Dataset rows describing interfaces
· · · · · · ·

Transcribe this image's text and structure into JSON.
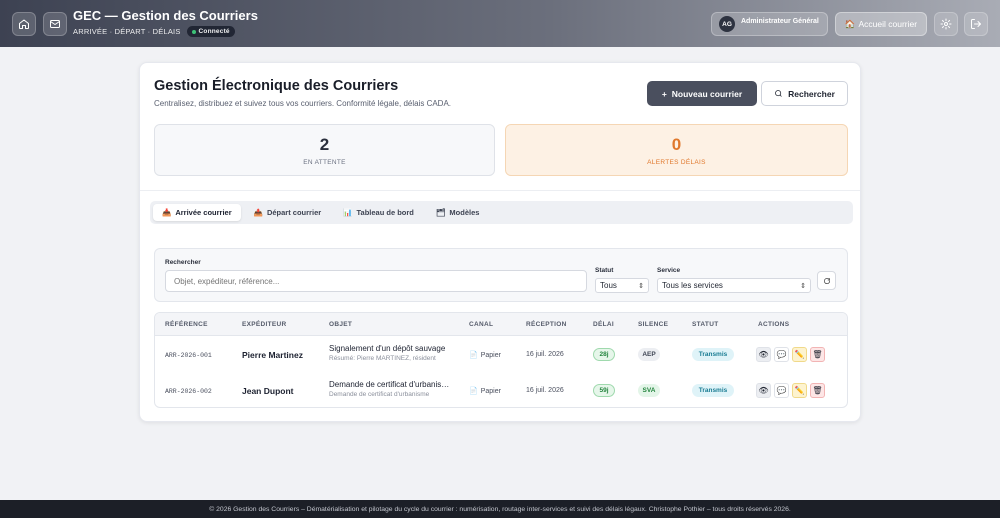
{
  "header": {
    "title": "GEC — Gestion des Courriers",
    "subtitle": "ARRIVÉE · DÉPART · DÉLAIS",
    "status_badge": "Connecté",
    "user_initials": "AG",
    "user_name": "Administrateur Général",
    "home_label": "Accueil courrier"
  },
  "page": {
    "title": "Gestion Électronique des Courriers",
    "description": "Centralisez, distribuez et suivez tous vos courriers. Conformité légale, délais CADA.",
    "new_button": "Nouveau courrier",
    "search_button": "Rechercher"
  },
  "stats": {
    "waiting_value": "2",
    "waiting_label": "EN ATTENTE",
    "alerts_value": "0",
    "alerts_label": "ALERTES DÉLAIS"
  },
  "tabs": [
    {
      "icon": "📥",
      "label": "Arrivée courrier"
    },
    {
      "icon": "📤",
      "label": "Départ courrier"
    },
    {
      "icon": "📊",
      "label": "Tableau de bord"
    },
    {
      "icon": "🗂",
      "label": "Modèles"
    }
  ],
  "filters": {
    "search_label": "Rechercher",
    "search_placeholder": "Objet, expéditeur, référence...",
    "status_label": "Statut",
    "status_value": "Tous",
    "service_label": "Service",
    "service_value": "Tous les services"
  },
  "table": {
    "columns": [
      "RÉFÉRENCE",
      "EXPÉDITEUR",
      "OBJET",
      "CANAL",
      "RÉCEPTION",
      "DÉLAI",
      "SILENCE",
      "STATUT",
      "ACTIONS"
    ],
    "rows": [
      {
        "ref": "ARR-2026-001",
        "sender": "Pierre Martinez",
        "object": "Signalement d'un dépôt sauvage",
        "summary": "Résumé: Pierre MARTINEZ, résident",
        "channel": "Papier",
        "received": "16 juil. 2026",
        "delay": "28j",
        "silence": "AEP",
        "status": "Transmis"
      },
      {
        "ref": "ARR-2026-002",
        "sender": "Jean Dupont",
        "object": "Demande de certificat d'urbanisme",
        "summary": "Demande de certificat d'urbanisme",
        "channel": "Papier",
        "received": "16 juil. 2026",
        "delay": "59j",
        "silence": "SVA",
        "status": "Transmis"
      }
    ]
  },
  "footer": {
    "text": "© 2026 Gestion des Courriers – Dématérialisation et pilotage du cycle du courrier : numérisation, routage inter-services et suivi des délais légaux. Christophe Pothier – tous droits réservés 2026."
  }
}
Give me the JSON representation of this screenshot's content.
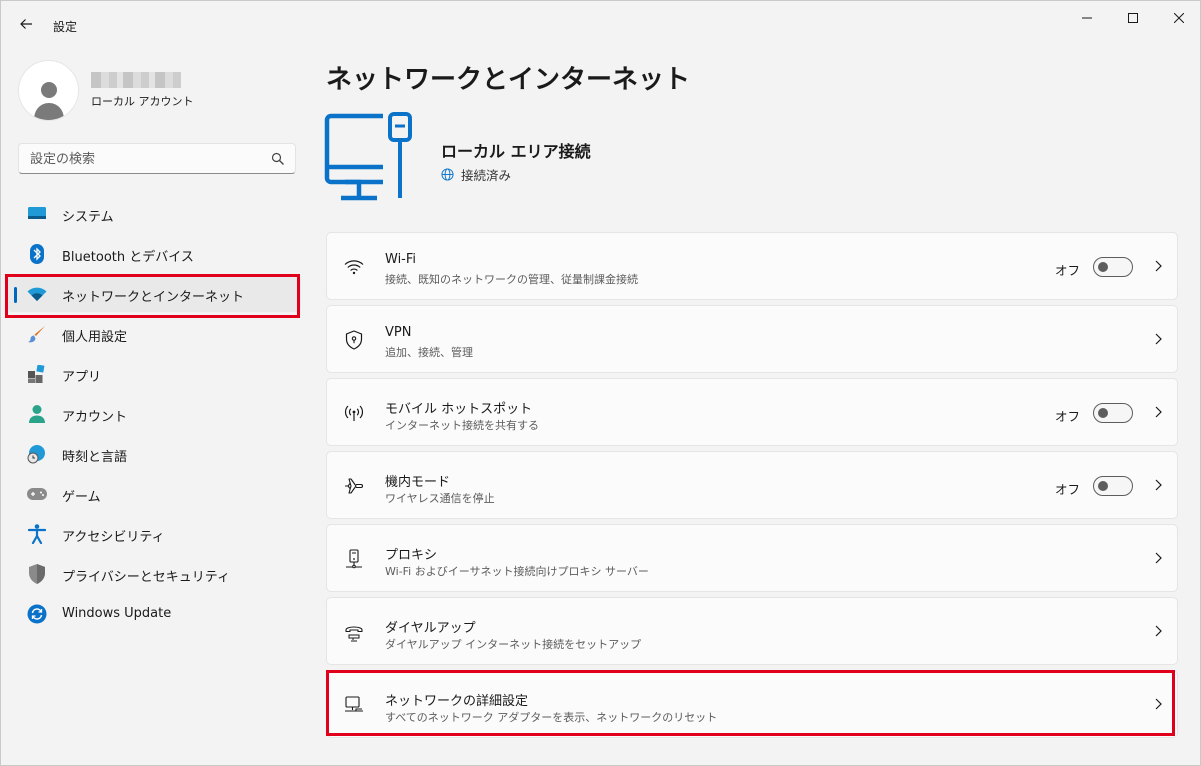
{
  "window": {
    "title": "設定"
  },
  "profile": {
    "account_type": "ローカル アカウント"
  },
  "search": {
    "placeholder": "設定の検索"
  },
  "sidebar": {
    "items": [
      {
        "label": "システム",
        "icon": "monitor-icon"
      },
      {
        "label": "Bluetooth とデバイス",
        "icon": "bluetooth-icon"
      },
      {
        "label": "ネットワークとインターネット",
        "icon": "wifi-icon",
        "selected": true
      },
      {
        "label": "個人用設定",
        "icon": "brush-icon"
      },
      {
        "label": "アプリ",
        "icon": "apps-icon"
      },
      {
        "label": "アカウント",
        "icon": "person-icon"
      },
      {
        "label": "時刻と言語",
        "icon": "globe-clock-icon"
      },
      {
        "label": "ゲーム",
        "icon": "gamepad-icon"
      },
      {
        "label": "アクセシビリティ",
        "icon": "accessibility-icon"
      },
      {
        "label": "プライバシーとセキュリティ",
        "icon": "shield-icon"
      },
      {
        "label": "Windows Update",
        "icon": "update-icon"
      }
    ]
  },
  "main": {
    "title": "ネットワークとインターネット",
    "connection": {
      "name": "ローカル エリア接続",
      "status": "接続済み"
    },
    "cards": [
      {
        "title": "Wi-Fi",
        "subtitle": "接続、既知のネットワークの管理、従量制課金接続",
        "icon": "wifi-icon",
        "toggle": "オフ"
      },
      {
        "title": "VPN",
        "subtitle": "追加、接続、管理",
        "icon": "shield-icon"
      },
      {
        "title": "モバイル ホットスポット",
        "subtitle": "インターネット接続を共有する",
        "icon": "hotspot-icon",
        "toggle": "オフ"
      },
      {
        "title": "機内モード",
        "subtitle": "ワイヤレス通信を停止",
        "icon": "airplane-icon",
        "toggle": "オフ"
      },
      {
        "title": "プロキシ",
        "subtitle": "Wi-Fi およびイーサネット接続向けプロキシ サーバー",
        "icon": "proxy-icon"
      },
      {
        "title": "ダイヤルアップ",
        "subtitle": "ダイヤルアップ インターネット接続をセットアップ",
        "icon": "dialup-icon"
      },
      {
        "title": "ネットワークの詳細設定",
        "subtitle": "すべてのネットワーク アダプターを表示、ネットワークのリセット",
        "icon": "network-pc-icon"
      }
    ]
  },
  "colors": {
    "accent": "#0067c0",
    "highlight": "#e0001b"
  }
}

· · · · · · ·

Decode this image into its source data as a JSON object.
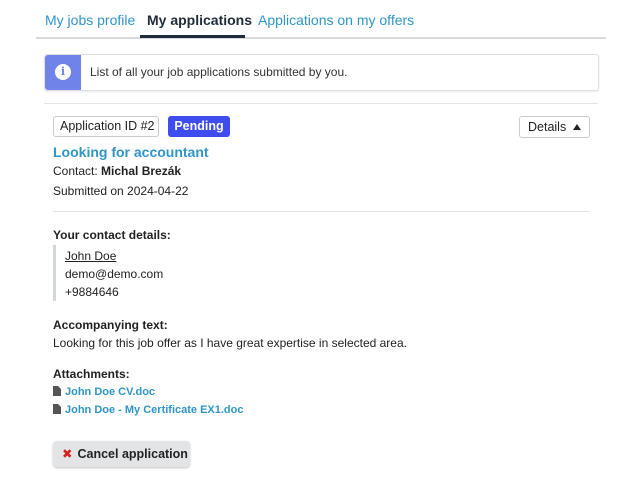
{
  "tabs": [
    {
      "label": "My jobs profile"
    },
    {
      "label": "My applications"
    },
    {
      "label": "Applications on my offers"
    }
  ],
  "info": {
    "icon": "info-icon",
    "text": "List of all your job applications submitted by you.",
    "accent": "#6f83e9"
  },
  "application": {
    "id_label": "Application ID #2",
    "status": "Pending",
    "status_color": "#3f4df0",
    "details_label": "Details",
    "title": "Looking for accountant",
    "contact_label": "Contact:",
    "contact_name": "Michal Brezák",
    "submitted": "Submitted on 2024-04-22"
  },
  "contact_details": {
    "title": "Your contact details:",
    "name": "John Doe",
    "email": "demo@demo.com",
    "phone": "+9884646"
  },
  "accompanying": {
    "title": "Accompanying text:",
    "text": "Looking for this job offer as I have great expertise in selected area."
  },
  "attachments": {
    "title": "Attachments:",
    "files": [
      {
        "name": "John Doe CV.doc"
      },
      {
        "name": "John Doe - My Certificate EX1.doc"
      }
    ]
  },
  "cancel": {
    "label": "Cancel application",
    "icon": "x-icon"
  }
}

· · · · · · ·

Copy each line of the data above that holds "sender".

        "sender": "Pierre Martinez",
        "sender": "Jean Dupont",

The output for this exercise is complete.